I frankly admit that for my whole adult life, I’ve been a tourist. Not a traveler, mind you — they are far more sophisticated and spend long time periods trying to relax and fit in with the locals. That would be nice, but I’ve never had the time. I want to know what’s available, see the sites and move on to the next adventure. Wherever I’ve lived, I’ve learned more about the local sites than the locals. So I was thrilled in 2001 when the editor of Skyway News accepted my proposal to write a “Lunchtime Tourist” column about downtown’s “art, architecture and cultural curiosities.” My first columns were about the Grain Exchange, Peter’s Grill, the frescoes at St. Thomas, the Art Deco women’s restroom (in what was then Marshall Field’s), and the artworks that brightened lobbies and graced downtown’s sidewalks. Early columns were hand-illustrated and included a compass logo. Every destination was followed by a short recommendation on where to have lunch. At one point, someone wrote in and said a group of friends met weekly at the current destination, then had lunch where I suggested. I was thrilled!
Within two years I’d written about 100 destinations. I wrote: “The Lunchtime Tourist officially turns one hundred! When I started writing this two years ago, I wondered how long I’d be able to keep it up. Thanks to the valuable resources at the public library and tips from loyal readers, I hope to continue for at least 100 more.” Then I wrote about hitting 200 and 300 destinations. One of my life’s greatest moments was when I was exiting a downtown parking ramp and the attendant looked up from her paper and said: “You’re the tourist!”
Skyway News transitioned into Downtown Journal then merged with Southwest Journal and my coverage area increased. As the Weekend Tourist, I wrote about parks, museums, railroads, public art, street names, stores, interesting commercial intersections and historic places. I had scavenger hunts and other competitions and occasionally ventured out of the newspaper’s distribution area. Somewhere along the way I lost track of how many made it into print, but it must be 500 or 600. Who would think there’d be that many interesting places nearby? Several times I thought I’d run out of ideas. Then my lists grew longer again.
After 19 years of mostly looking at my city through a tourist’s eye, I firmly believe a person can find inspiration, entertainment and new ideas just by being open to them. There’s something new almost everywhere. Or new to you. Take a different route. Walk. Pick up something you haven’t read before, even a brochure. Look up. Look down.

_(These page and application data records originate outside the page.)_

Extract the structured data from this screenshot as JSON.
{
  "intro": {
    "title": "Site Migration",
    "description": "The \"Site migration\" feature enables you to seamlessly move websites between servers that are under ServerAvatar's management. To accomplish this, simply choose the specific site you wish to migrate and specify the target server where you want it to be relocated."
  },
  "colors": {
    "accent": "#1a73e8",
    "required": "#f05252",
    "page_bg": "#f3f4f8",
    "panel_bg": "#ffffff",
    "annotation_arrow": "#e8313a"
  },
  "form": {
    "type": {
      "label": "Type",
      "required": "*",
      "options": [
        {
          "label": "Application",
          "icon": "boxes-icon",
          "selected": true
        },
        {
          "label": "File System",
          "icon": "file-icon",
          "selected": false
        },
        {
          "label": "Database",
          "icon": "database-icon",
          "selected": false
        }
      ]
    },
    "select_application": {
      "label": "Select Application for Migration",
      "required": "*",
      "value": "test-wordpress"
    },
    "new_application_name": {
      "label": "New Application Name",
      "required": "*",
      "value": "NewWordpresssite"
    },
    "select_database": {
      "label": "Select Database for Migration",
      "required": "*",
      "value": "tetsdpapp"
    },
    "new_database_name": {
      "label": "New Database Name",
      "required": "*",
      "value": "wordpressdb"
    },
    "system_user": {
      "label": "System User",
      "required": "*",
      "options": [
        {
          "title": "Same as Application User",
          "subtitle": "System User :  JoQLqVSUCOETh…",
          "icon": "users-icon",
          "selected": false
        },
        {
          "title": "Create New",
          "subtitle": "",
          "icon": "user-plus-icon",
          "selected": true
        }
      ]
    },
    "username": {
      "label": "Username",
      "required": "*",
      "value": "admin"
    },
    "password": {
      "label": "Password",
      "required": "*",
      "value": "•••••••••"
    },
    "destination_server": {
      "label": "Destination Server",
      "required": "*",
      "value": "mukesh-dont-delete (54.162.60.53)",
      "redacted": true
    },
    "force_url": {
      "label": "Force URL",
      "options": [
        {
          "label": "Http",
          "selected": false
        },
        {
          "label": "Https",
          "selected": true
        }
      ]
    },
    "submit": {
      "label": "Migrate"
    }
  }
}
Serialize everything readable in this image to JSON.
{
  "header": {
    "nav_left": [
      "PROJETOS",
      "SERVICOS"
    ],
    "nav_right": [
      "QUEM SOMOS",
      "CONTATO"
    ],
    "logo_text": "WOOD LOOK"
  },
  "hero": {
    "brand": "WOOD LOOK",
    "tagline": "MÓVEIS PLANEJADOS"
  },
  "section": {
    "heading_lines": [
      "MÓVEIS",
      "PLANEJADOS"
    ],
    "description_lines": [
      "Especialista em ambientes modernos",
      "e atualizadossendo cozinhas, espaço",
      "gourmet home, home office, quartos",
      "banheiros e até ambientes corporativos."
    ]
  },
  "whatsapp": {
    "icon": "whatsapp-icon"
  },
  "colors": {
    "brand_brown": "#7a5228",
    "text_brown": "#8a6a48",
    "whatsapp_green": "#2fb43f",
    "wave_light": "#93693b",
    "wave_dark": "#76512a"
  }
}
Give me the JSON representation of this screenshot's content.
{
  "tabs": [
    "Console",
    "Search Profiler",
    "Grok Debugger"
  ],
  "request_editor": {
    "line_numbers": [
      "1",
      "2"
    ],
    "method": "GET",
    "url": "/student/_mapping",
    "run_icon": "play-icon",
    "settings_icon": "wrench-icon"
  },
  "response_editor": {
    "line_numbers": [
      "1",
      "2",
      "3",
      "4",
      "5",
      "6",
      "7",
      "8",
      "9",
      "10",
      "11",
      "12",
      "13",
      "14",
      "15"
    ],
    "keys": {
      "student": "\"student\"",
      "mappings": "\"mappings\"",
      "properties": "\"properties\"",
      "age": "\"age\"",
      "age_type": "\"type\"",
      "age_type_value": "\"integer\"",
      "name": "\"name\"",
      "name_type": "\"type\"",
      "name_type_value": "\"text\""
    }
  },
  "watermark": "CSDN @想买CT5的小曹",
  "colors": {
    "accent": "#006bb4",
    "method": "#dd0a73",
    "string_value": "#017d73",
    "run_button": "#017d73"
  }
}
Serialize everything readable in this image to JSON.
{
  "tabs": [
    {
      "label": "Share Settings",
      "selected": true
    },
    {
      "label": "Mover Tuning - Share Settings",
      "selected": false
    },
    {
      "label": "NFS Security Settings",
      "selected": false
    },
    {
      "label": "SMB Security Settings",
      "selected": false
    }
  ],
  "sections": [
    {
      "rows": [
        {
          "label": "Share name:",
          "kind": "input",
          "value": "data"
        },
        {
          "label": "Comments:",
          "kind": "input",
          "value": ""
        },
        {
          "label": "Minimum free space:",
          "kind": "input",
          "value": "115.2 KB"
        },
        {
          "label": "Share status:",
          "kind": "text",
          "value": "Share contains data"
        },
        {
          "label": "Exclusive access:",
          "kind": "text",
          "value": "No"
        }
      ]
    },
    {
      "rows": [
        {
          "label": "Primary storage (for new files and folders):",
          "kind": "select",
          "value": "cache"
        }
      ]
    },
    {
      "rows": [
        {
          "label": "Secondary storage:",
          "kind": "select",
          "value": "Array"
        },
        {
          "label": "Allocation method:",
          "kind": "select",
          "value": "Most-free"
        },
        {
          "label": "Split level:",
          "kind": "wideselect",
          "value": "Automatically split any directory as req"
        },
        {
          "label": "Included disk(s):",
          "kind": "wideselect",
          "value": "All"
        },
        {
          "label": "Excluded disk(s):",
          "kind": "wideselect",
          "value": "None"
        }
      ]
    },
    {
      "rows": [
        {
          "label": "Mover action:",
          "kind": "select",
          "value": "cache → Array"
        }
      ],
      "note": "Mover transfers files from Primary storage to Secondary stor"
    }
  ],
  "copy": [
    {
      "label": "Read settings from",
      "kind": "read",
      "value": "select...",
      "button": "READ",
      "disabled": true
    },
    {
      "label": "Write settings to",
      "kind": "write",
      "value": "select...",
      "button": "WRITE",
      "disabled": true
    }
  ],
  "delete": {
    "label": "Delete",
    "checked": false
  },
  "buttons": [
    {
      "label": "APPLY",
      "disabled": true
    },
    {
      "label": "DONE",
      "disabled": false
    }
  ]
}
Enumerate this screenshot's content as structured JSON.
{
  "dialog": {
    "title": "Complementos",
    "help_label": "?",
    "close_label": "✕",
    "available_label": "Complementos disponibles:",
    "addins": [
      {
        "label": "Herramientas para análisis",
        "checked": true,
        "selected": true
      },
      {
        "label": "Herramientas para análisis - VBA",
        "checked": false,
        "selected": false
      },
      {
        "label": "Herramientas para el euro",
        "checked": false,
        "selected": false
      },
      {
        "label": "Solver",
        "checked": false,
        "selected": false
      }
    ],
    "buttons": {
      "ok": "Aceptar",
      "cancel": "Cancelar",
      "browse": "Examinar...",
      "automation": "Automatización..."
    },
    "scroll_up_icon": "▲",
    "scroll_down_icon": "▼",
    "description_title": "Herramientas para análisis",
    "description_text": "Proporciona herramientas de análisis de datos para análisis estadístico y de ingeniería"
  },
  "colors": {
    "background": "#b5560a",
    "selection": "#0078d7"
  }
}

Being a tourist is just looking for things you’d like. We all need more of that these days.
Last week I went to Minnehaha Falls. I’ve gone there since the 1970s when my grandmother took us to Svenskarnas Dag. I’ve been back too many times to count. But as we learn more and get older, we see things differently. And they can change along the way, too. I stood on the bridge overlooking the falls and thought of the times I’d walked along the creek’s bank toward the Mississippi. Gazing down into the water, I noticed sunlight bouncing off hundreds of shiny copper pennies. It was beautiful. And not at all what I expected. I thought of all the wishes people likely made when tossing them in the water.
Thank you, Janis Hall and Terry Gahan, for taking a chance on me. And thank you to my five editors for cleaning up my copy. I never met the designers, but thank you for the beautiful page layouts and for putting up with my own illustrations and maps over the years. Thank you to whoever does the newsstand distribution for not ratting me out for stealing the last of the Skyway News racks that had been forgotten under a staircase in a building not to be named — it proudly resides in my office now. And thank you readers for writing in with your comments, tips and occasional criticism and for allowing me to explore, have a ball and share it all with you. This has been an adventure I’ll never forget.